Most phones are water resistant instead of water proof. Which means they are okay in the rain, but not good for submersion. Even if they were rated for submersion, I would not fell comfortable trusting a complex $700 device in water. I would get a floating/buoyant case and put it in that for intentional diving. After testing it with paper inside first. I would rather that the phone float to the top.
There are waterproof nano coating services that can be used to create a thin coating, but it still requires that you dry the phone before using it again. Also, I am unsure how using the ports after applying the coating affects the coating’s performance.
Having cracked open a few IP67 phones, I would rather have a phone that wasn’t water resistant. First of all, it takes heat guns, suction cups and plastic picks just to pry open the case. The battery is usually soldered, plus glued to the case. You have to scrape off all the sticky stuff and apply new sticky stuff before closing the case. Maybe it is possible to create a water-resistant phone which uses screws and reusuable rubber gaskets around all the seals, but I’ve never encountered one.
The way I see it, there is a 10% chance that I will drop my phone in the water, whereas there is a 60% chance that I will keep the phone long enough that the battery needs to be replaced and a 25% chance that I will need to replace the display because I cracked the front glass, so I would rather plan for the higher probability events.
In the case of the Librem 5, I think it highly likely that I will be able to resell the phone if I ever stop using it, since it will be supported forever, so being able to replace the battery will be very important for the next owner of the device.
#important-beeing-able-to-replace-the-battery puri.sm - “creating memes since 2015” (or was it 2014?)
I remain convinced we hit Peak Samsung back in 2014 and that everything has gone downhill from there. It had: a plastic body (which has the perfect combination of radio transparency and impact resistance), a replaceable battery, a headphone jack, decent bezels (so you can actually hold the damn thing without hitting the touchscreen), an IR LED on the top for use as a remote control, optional wireless charging by replacing the back cover with one which contains a charging coil (this is an official accessory, I have one) and was water resistant.
It strikes me that some reasonably watertight case of a similar sized phone may be considered. For the more bulky option there are envelope containers for cell phones which I have not tried and probably which are not too good, but they might be useful for short-term use.
I agree that today’s mobile phone design is producing anti-features that go against the interests of the consumer:
- locked bootloader and not providing access code to unlock (Apple, Huawei, vivo, Oppo),
- locked configuration (need root access or jailbreaking)
- getting rid of replaceable batteries (started with original iPhone),
- removing microSD slot (started by original iPhone),
- sealed cases that are hard to open (started with original iPhone)

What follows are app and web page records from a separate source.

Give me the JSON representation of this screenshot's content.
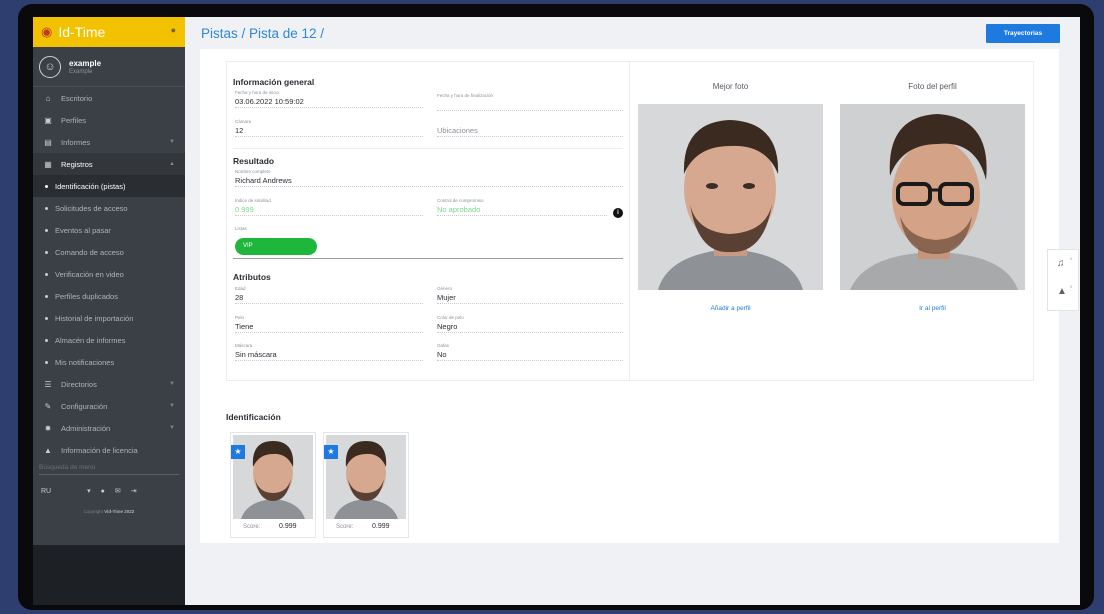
{
  "app": {
    "name": "Id-Time"
  },
  "user": {
    "name": "example",
    "role": "Example"
  },
  "sidebar": {
    "items": [
      {
        "label": "Escritorio",
        "icon": "home-icon"
      },
      {
        "label": "Perfiles",
        "icon": "id-card-icon"
      },
      {
        "label": "Informes",
        "icon": "report-icon"
      },
      {
        "label": "Registros",
        "icon": "table-icon"
      }
    ],
    "subitems": [
      "Identificación (pistas)",
      "Solicitudes de acceso",
      "Eventos al pasar",
      "Comando de acceso",
      "Verificación en video",
      "Perfiles duplicados",
      "Historial de importación",
      "Almacén de informes",
      "Mis notificaciones"
    ],
    "bottom_items": [
      {
        "label": "Directorios",
        "icon": "list-icon"
      },
      {
        "label": "Configuración",
        "icon": "wrench-icon"
      },
      {
        "label": "Administración",
        "icon": "gear-icon"
      },
      {
        "label": "Información de licencia",
        "icon": "license-icon"
      }
    ],
    "search_placeholder": "Búsqueda de menú",
    "language": "RU",
    "copyright_prefix": "Copyright",
    "copyright_brand": "Vid-Time 2022"
  },
  "header": {
    "breadcrumb": "Pistas / Pista de 12 /",
    "action_label": "Trayectorias"
  },
  "general": {
    "title": "Información general",
    "start_label": "Fecha y hora de inicio",
    "start_value": "03.06.2022 10:59:02",
    "end_label": "Fecha y hora de finalización",
    "end_value": "",
    "camera_label": "Cámara",
    "camera_value": "12",
    "locations_value": "Ubicaciones"
  },
  "result": {
    "title": "Resultado",
    "name_label": "Nombre completo",
    "name_value": "Richard Andrews",
    "similarity_label": "Índice de similitud",
    "similarity_value": "0.999",
    "check_label": "Control de compromiso",
    "check_value": "No aprobado",
    "lists_label": "Listas",
    "list_badge": "VIP",
    "list_badge_color": "#1fb63c"
  },
  "attributes": {
    "title": "Atributos",
    "age_label": "Edad",
    "age_value": "28",
    "gender_label": "Género",
    "gender_value": "Mujer",
    "hair_label": "Pelo",
    "hair_value": "Tiene",
    "hair_color_label": "Color de pelo",
    "hair_color_value": "Negro",
    "mask_label": "Máscara",
    "mask_value": "Sin máscara",
    "glasses_label": "Gafas",
    "glasses_value": "No"
  },
  "photos": {
    "best_title": "Mejor foto",
    "profile_title": "Foto del perfil",
    "add_link": "Añadir a perfil",
    "goto_link": "Ir al perfil"
  },
  "identification": {
    "title": "Identificación",
    "score_label": "Score:",
    "tiles": [
      {
        "score": "0.999"
      },
      {
        "score": "0.999"
      }
    ]
  },
  "colors": {
    "accent": "#1f7ae0",
    "brand": "#f2c200",
    "sidebar": "#3b4046"
  },
  "floating": {
    "bell_count": "0",
    "alert_count": "0"
  }
}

- use of glass backs which are slippery and prone to crack (started with iPhone 4),
- the removal of bezels to protect the display,

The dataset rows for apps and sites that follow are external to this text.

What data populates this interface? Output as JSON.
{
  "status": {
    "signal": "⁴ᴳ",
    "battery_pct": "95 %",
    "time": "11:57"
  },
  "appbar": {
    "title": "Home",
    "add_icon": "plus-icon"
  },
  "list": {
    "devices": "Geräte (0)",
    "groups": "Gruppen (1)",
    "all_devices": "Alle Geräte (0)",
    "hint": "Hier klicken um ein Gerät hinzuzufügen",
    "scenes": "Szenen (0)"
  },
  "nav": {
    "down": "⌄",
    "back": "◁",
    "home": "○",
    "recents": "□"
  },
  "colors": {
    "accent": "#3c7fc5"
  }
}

- glass which is raised higher than the bezel so there is no protection,
- displays that curve around edges so can’t be easily held or protected (started with Galaxy S6 Edge),
- notches and bullet holes in screen (started with Essential, popularized by iPhone X)
- motorized pop-up and swiveling cameras that can fail over time (started by vivo NEX S)
Because Apple started so many of the anti-features as trends in the industry, I boycott the company, but now all the phones on the market have anti-features. There hasn’t been a decent phone in my opinion since the LG V20, which is why I haven’t bought a phone since 2015.
Do not call them anti-features, call it innovation! Think different( than smart people do).
Did that domain go up for sale since you posted it?